A Living Alternative: Anabaptist Christianity in a Post-Christendom World
My chapter will sound familiar to anyone who's read my blog posts over the past two years. It's called "Seeking the Peace of the Farm Town: Anabaptist Mission and Ministry in the Rural Midwest." In fact, the chapter is collected and edited from blog posts and sermons that I wrote over the first year of living back in rural Iowa. As I say at the start of the chapter:
Don't let the subtitle fool you: I am not a seasoned expert on Anabaptist mission and ministry in the rural Midwest. This is not a reflection written after many years of experience, trial and error, and critical assessment. I will not be offering advice, sage-like or otherwise. Rather, this piece is best thought of as being in the genre of theological memoir, and constitutes a kind of “preliminary field notes” document. It is memoir in that it sketches the story of how my family and I ended up in the small farm town of Toledo, Iowa, where we have been taking root for the past year. It is theological in that our mindset and practices, before and throughout our time here, have emerged out of a place of intense and sometimes (often?) painful spiritual discernment.
Words coming to lifeAs I read back over my chapter, which I wrote a year ago, I'm struck that conditions on the ground here in Toledo have already changed, which always happens for folks involved in the publishing process. As soon as you commit words to the page and let the editing and publishing process run its course, the world keeps on moving, and not only does your life go on moving, but the words you committed to the page start to take on a life of their own as soon as they are taken up and read by others. So I'm excited to see what life these words of mine have.
I'm also eager to read all the other collaborators' chapters! While I've seen chapter titles and abstracts for each, I haven't read anyone else's full chapters. We have quite a wide assortment of contributors, so it will no doubt be a very interesting read.
So I'm thankful to all my fellow authors on this project, who are: AO Green, Benjamin L. Corey, Chris Lenshyn, Chris Nickels, Christopher Gorton, Deborah-Ruth Ferber, Donald R. Clymer, Drew Hart, Hannah Heinzekehr, Joanna Harader, Justin Hiebert, Micael Grenholm, Robert Martin, Ryan Robinson, Sam Wilcock, Steve Kimes, Tyler M. Tully, William Loewen, and Jamie Arpin-Ricci. The amazing design work is thanks to Eddie Gonzalez. And thanks to our publisher, Collette Henry of Ettelloc Publishing, for taking a chance on us.
Though my name has appeared in a few published books in the past few years, this is my first time being published, so it's very exciting. Thanks again to all who made this project a reality, and all the hard creative and theological work that went into it.

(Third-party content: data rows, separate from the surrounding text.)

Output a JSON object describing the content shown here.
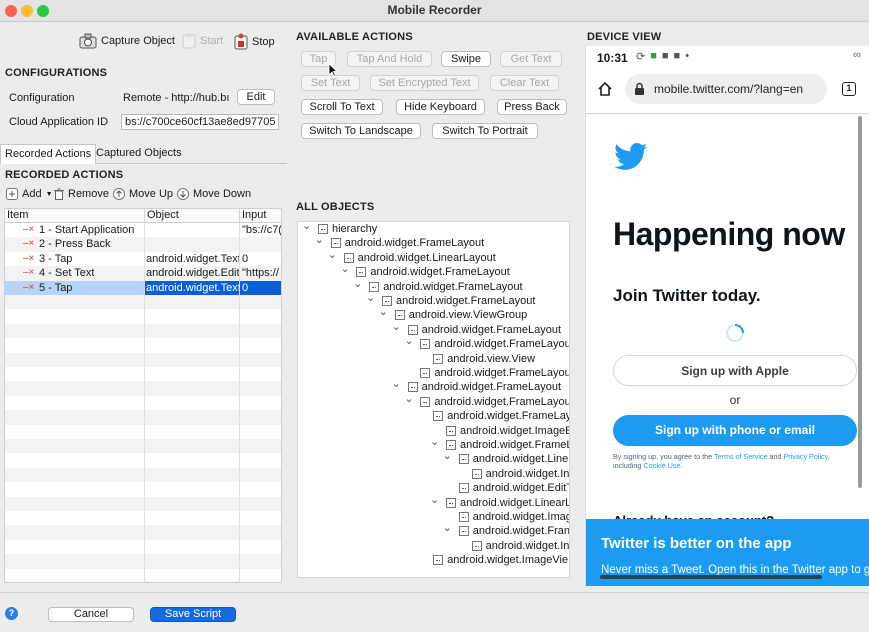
{
  "window": {
    "title": "Mobile Recorder"
  },
  "toolbar": {
    "capture": "Capture Object",
    "start": "Start",
    "stop": "Stop"
  },
  "config": {
    "section": "CONFIGURATIONS",
    "config_label": "Configuration",
    "config_value": "Remote - http://hub.bı",
    "edit": "Edit",
    "cloud_label": "Cloud Application ID",
    "cloud_value": "bs://c700ce60cf13ae8ed97705"
  },
  "tabs": {
    "recorded": "Recorded Actions",
    "captured": "Captured Objects"
  },
  "recorded": {
    "section": "RECORDED ACTIONS",
    "add": "Add",
    "remove": "Remove",
    "move_up": "Move Up",
    "move_down": "Move Down",
    "columns": [
      "Item",
      "Object",
      "Input"
    ],
    "rows": [
      {
        "item": "1 - Start Application",
        "object": "",
        "input": "\"bs://c7("
      },
      {
        "item": "2 - Press Back",
        "object": "",
        "input": ""
      },
      {
        "item": "3 - Tap",
        "object": "android.widget.Text",
        "input": "0"
      },
      {
        "item": "4 - Set Text",
        "object": "android.widget.Edit",
        "input": "\"https://"
      },
      {
        "item": "5 - Tap",
        "object": "android.widget.Text",
        "input": "0"
      }
    ]
  },
  "actions": {
    "section": "AVAILABLE ACTIONS",
    "tap": "Tap",
    "tap_hold": "Tap And Hold",
    "swipe": "Swipe",
    "get_text": "Get Text",
    "set_text": "Set Text",
    "set_enc": "Set Encrypted Text",
    "clear_text": "Clear Text",
    "scroll": "Scroll To Text",
    "hide_kb": "Hide Keyboard",
    "press_back": "Press Back",
    "landscape": "Switch To Landscape",
    "portrait": "Switch To Portrait"
  },
  "objects": {
    "section": "ALL OBJECTS",
    "nodes": [
      "hierarchy",
      "android.widget.FrameLayout",
      "android.widget.LinearLayout",
      "android.widget.FrameLayout",
      "android.widget.FrameLayout",
      "android.widget.FrameLayout",
      "android.view.ViewGroup",
      "android.widget.FrameLayout",
      "android.widget.FrameLayou",
      "android.view.View",
      "android.widget.FrameLayou",
      "android.widget.FrameLayout",
      "android.widget.FrameLayou",
      "android.widget.FrameLay",
      "android.widget.ImageE",
      "android.widget.FrameL",
      "android.widget.Line",
      "android.widget.In",
      "android.widget.EditT",
      "android.widget.LinearL",
      "android.widget.Imag",
      "android.widget.Fran",
      "android.widget.In",
      "android.widget.ImageVie"
    ]
  },
  "device": {
    "section": "DEVICE VIEW",
    "time": "10:31",
    "url": "mobile.twitter.com/?lang=en",
    "tabs_count": "1",
    "headline": "Happening now",
    "join": "Join Twitter today.",
    "apple": "Sign up with Apple",
    "or": "or",
    "phone": "Sign up with phone or email",
    "terms_pre": "By signing up, you agree to the ",
    "terms": "Terms of Service",
    "terms_and": " and ",
    "privacy": "Privacy Policy",
    "terms_post": ",",
    "including": "including ",
    "cookie": "Cookie Use",
    "partial": "Already have an account?",
    "banner_title": "Twitter is better on the app",
    "banner_sub": "Never miss a Tweet. Open this in the Twitter app to get the full experience."
  },
  "footer": {
    "help": "?",
    "cancel": "Cancel",
    "save": "Save Script"
  },
  "colors": {
    "twitter_blue": "#1d9bf0",
    "selection": "#0a5fd6",
    "remove_red": "#c6423b"
  }
}
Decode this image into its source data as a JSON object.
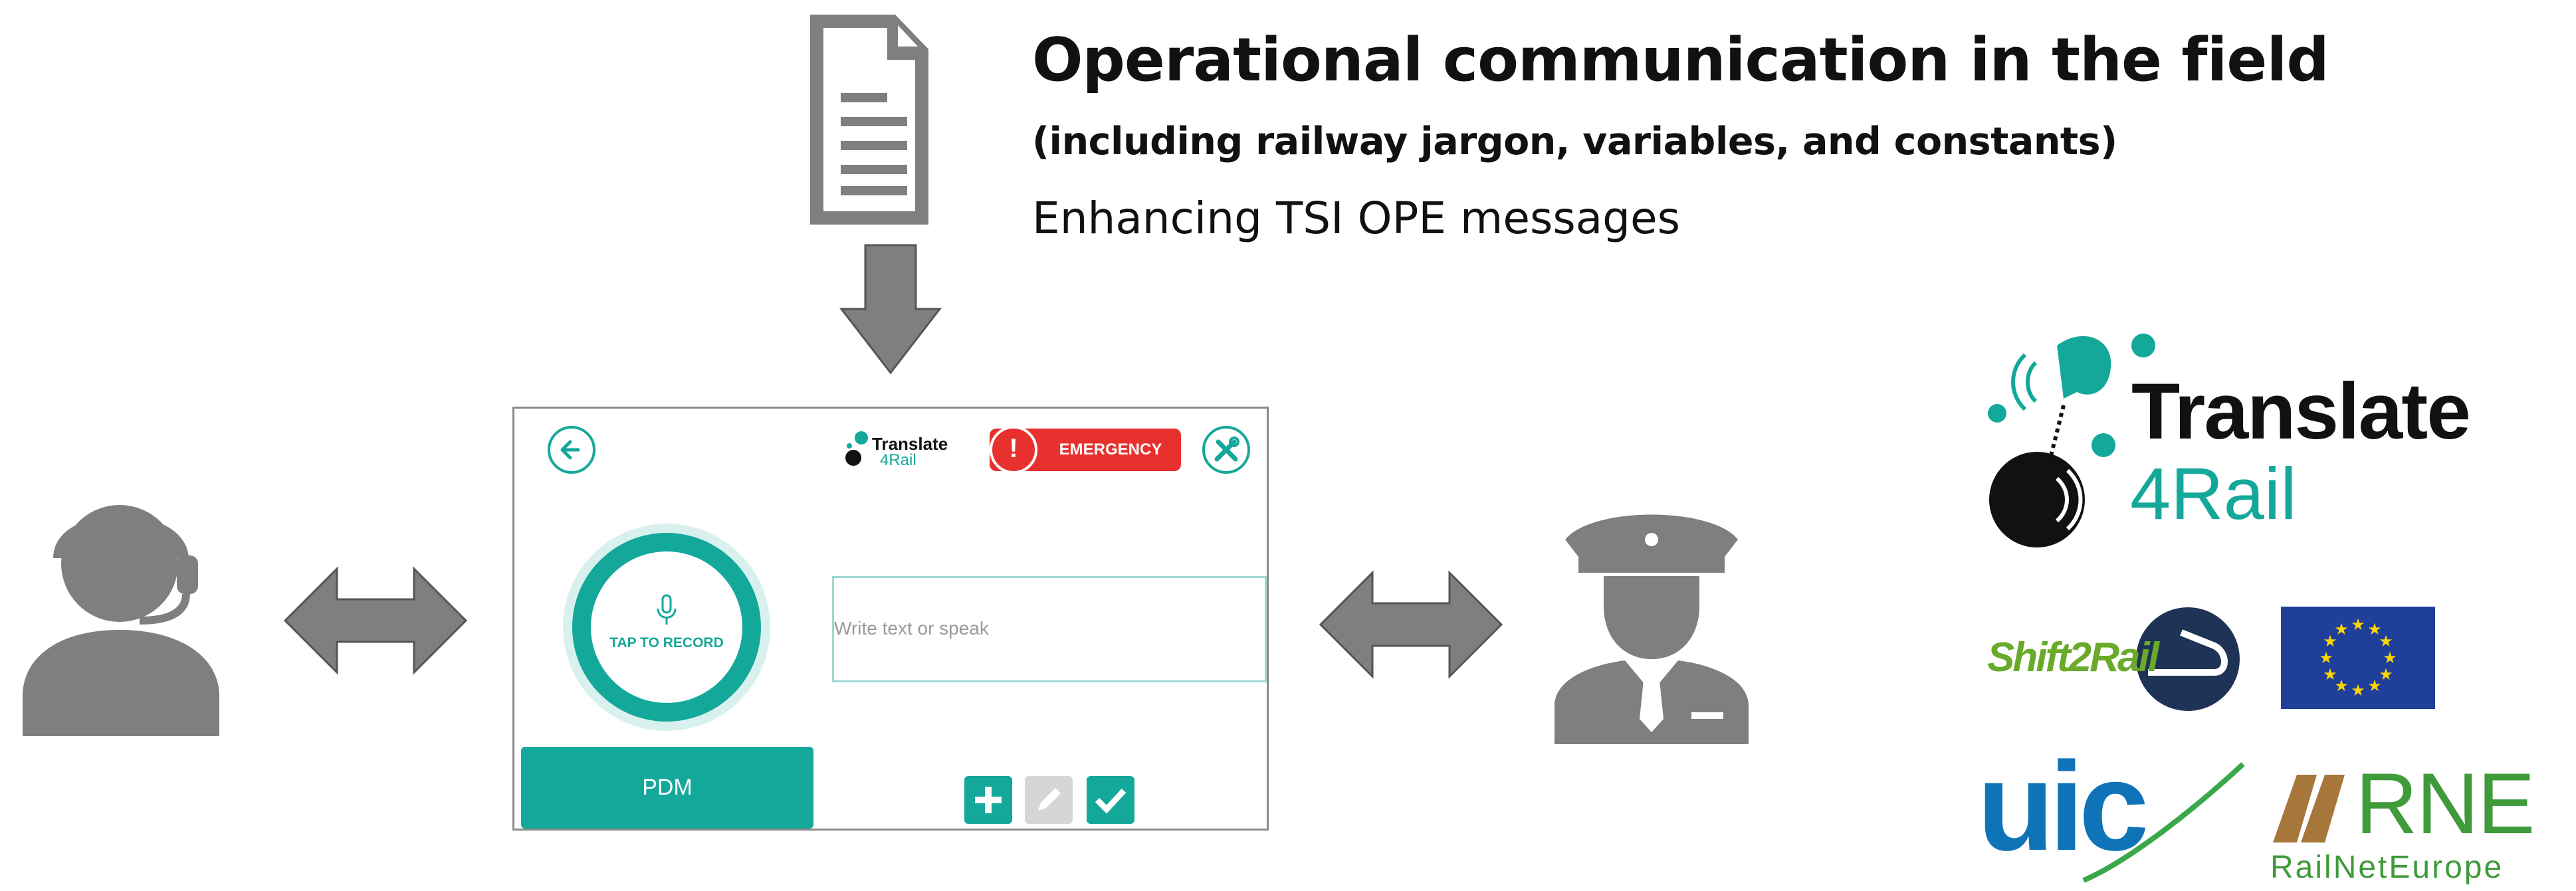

Publishing in the digital ageThis book was organized entirely through a Facebook group. At first I was skeptical that this was going to work well, but amazingly it did. It allowed a widely scattered group of folks to effectively communicate and organize the project. And over the course of a year, I've grown to really appreciate the folks in that Facebook group, my fellow authors, the editors, and the designer - all very talented and passionate folks. I'm kind of sad that this group will dissolve at some point, because we did have an "us-ness" about us. Though I've never met most of these folks face-to-face, they are all sisters and brothers in Christ and we've worked together on something dear to us, so what started out as being "friends" on Facebook has turned into a kind of friendship not needing those scare quotes.
And now we turn to the next phase of publishing in the digital age: social media marketing. So while I have all kind of philosophical qualms with advertising in general, I do live on planet earth in its current configuration. So I'll try not to be too obnoxious about it, but I will be talking about the book in various social media venues, because that's what helps get the word out and people to pick it up and read it. And I hope people do just that, because I think we've done something good here for the church.
On that, I'll just say thanks again. Now go read it! (I will too...) :)